Notes: Canon EOS Rebel XT, Tamron 28-300 mm VC lens. 1/30s, f/16.0, ISO 400. Focal length, 28mm.
May 19, 2009.
Today’s pic is from way back in the day, about 10 years ago. This is way before I got involved with digital, this one is a scanned in 35mm shot.
As anyone who has ever lived there knows, Colorado Springs gets some capital-c-Crazy storms that roll in off the mountains on summer afternoons. Back when I lived with my parents, I dabbled from time to time with trying to get good shots of lightning. The basic idea is pretty straightforward: You point the camera where the lightning is, and hold open the shutter. Since it’s usually dark out, you can hold open the shutter for 45 seconds or a minute, and the frame won’t be overexposed. Then, when the lightning actually flashes, you can let the shutter close.
However, there’s two problems with that: 1) that only really works if it’s nighttime, because otherwise you can’t just hold open the shutter like that, and 2) lightning is sort of hard to predict. So you usually have to keep a pretty wide angle to even get it in the frame at all, and then it usually looks pretty small in the resulting picture.

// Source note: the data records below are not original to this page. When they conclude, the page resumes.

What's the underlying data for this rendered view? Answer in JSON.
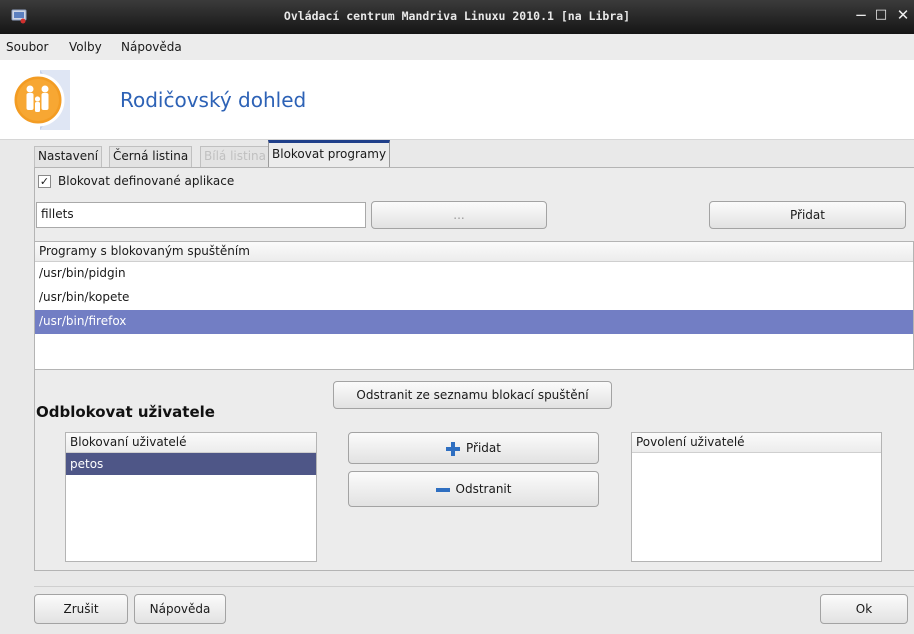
{
  "window": {
    "title": "Ovládací centrum Mandriva Linuxu 2010.1 [na Libra]",
    "minimize_glyph": "−",
    "maximize_glyph": "□",
    "close_glyph": "✕"
  },
  "menu": {
    "items": [
      "Soubor",
      "Volby",
      "Nápověda"
    ]
  },
  "banner": {
    "title": "Rodičovský dohled",
    "icon": "parents-child-icon"
  },
  "tabs": [
    {
      "label": "Nastavení",
      "state": "normal"
    },
    {
      "label": "Černá listina",
      "state": "normal"
    },
    {
      "label": "Bílá listina",
      "state": "disabled"
    },
    {
      "label": "Blokovat programy",
      "state": "active"
    }
  ],
  "block_programs": {
    "checkbox_label": "Blokovat definované aplikace",
    "checkbox_checked": true,
    "checkbox_glyph": "✓",
    "program_input_value": "fillets",
    "browse_label": "...",
    "add_label": "Přidat",
    "list_header": "Programy s blokovaným spuštěním",
    "programs": [
      "/usr/bin/pidgin",
      "/usr/bin/kopete",
      "/usr/bin/firefox"
    ],
    "selected_program": "/usr/bin/firefox",
    "remove_label": "Odstranit ze seznamu blokací spuštění"
  },
  "unblock_users": {
    "title": "Odblokovat uživatele",
    "blocked_header": "Blokovaní uživatelé",
    "blocked_users": [
      "petos"
    ],
    "selected_user": "petos",
    "add_label": "Přidat",
    "remove_label": "Odstranit",
    "allowed_header": "Povolení uživatelé",
    "allowed_users": []
  },
  "footer": {
    "cancel_label": "Zrušit",
    "help_label": "Nápověda",
    "ok_label": "Ok"
  },
  "colors": {
    "accent_title": "#2d62b6",
    "selection": "#727ec4",
    "selection_dark": "#4e5687",
    "active_tab_border": "#1f3f8a",
    "plus_icon": "#2f6fc1",
    "minus_icon": "#2f6fc1"
  }
}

There was one storm in particular though that let me get around those issues, I’m pretty sure it was when I was back at home during summer break from college. I started out with the usual wide angle, but the lightning was hitting so hard, often, and CLOSE that I decided to try putting on the big telephoto lens, and see what came out. I got a couple great shots from that storm, this being one of them. (The other good one actually has TWO strikes in the frame, but it’s also got a bunch of houses and stuff, so I always go back and forth over which picture I actually like more. Maybe I’ll post that one sometime later.)

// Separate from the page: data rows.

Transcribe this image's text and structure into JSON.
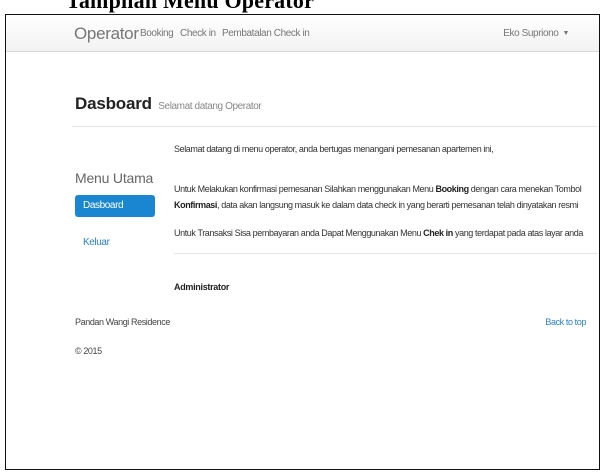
{
  "caption": "Tampilan Menu Operator",
  "navbar": {
    "brand": "Operator",
    "links": [
      "Booking",
      "Check in",
      "Pembatalan Check in"
    ],
    "user_name": "Eko Suprionо",
    "user_caret": "▼"
  },
  "page": {
    "title": "Dasboard",
    "subtitle": "Selamat datang Operator"
  },
  "sidebar": {
    "title": "Menu Utama",
    "items": [
      {
        "label": "Dasboard",
        "active": true
      },
      {
        "label": "Keluar",
        "active": false
      }
    ]
  },
  "content": {
    "p1": "Selamat datang di menu operator, anda bertugas menangani pemesanan apartemen ini,",
    "p2_pre": "Untuk Melakukan konfirmasi pemesanan Silahkan menggunakan Menu ",
    "p2_b1": "Booking",
    "p2_mid": " dengan cara menekan Tombol ",
    "p2_b2": "Konfirmasi",
    "p2_post": ", data akan langsung masuk ke dalam data check in yang berarti pemesanan telah dinyatakan resmi",
    "p3_pre": "Untuk Transaksi Sisa pembayaran anda Dapat Menggunakan Menu ",
    "p3_b": "Chek in",
    "p3_post": " yang terdapat pada atas layar anda",
    "signature": "Administrator"
  },
  "footer": {
    "company": "Pandan Wangi Residence",
    "copyright": "© 2015",
    "back_to_top": "Back to top"
  },
  "colors": {
    "accent": "#1a86d1",
    "link": "#2a7fc8",
    "navbar_bg": "#f7f7f7"
  }
}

Here’s the map for this one: http://tinyurl.com/r9fvtp
Notes: Old Pentax 35mm camera. Unknown lens, f-stop, shutter speed, probably 200 ASA.

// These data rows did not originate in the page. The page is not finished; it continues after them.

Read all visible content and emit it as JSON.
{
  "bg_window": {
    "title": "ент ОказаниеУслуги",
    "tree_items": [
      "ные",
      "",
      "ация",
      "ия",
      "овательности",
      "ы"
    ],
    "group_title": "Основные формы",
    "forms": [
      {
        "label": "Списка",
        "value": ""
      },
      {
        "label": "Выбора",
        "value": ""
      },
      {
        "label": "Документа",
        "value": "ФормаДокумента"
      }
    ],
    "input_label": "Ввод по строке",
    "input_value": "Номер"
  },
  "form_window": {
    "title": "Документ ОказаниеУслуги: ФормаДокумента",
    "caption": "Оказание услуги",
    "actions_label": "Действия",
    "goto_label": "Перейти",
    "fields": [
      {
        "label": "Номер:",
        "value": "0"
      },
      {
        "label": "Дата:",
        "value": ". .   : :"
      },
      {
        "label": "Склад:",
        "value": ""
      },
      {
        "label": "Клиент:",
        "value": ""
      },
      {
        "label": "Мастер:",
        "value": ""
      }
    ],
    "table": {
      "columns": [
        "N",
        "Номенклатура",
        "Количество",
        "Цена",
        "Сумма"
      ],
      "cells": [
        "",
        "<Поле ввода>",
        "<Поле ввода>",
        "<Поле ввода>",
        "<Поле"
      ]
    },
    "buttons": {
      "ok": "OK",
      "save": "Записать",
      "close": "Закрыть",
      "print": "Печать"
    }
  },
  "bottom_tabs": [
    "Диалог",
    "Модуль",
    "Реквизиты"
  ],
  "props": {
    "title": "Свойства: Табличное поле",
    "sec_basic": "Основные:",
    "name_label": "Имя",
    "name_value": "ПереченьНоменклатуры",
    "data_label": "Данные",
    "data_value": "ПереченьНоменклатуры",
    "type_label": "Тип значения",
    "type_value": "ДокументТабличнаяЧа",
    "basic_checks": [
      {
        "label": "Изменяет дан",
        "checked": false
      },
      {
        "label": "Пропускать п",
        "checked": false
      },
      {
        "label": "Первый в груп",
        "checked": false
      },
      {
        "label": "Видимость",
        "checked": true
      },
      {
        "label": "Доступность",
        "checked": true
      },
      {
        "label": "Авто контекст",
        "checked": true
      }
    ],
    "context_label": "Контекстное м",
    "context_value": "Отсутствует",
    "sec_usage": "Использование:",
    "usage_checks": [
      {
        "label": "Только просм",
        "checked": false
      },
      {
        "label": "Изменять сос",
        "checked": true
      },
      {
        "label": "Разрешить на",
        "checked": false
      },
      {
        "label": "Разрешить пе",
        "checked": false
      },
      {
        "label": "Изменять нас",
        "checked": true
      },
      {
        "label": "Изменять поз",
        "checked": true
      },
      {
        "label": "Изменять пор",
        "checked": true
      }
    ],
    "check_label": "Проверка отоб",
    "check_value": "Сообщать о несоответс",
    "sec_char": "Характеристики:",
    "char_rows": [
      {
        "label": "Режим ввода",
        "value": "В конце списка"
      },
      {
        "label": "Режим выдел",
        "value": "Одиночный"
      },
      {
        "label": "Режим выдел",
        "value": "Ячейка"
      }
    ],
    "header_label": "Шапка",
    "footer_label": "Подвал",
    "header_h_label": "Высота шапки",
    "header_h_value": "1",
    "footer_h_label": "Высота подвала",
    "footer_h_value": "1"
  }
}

(Copying posts over from Facebook, backpopulating…)
May 18, 2009
I took this picture in September 2007, when Julie and I were in Europe for my buddy Trevor’s wedding. We spent the second week of our trip driving around northwestern Italy, mostly in the Aosta valley, which is surrounded by huge peaks, terminating in Mont Blanc (Monte Bianco as the Italians say), which is of course the tallest peak in the Alps.
We didn’t have a set itinerary, we just went wherever we felt like. We ended up spending a couple days at this little family owned and run hotel inside the big national park up there, Parco Nazionale Gran Paradiso (named for Gran Paradiso, which is another huge peak similar to Mont Blanc, which is inside the park boundaries.)
The park is famous for it’s hiking trails, as well as for wildlife. (They’ve got a couple species there that are either extremely rare or nonexistant outside that area, like the Ibex (a mountain goat thing) and the Chamois (a little mini deer thing). We didn’t actually see any of either, but a couple British guys we were talking to saw a bunch on the trail they were on.
Our hotel was in a little village called Valnontey, in the valley with the amazingly coincidental name of “Valnontey Valley”, at the bottom of which is, surprisingly enough, the Valnontey River. As I mentioned before, we spent two nights there, and one full day. That day was spent hiking. We walked straight out of our hotel, and right into the mountains.
The trail followed the river up the valley for a ways, then headed straight up the valley wall, and then basically did a ring around the end of the vally, hiking along huge peaks and glaciers and such. Good stuff.
Here’s a link to the map for this image: http://tinyurl.com/qj53vk
Canon EOS Rebel XT, Tamron 28-300 mm lens. 1/200s, f7.1, ISO 100. Focal length: 50mm.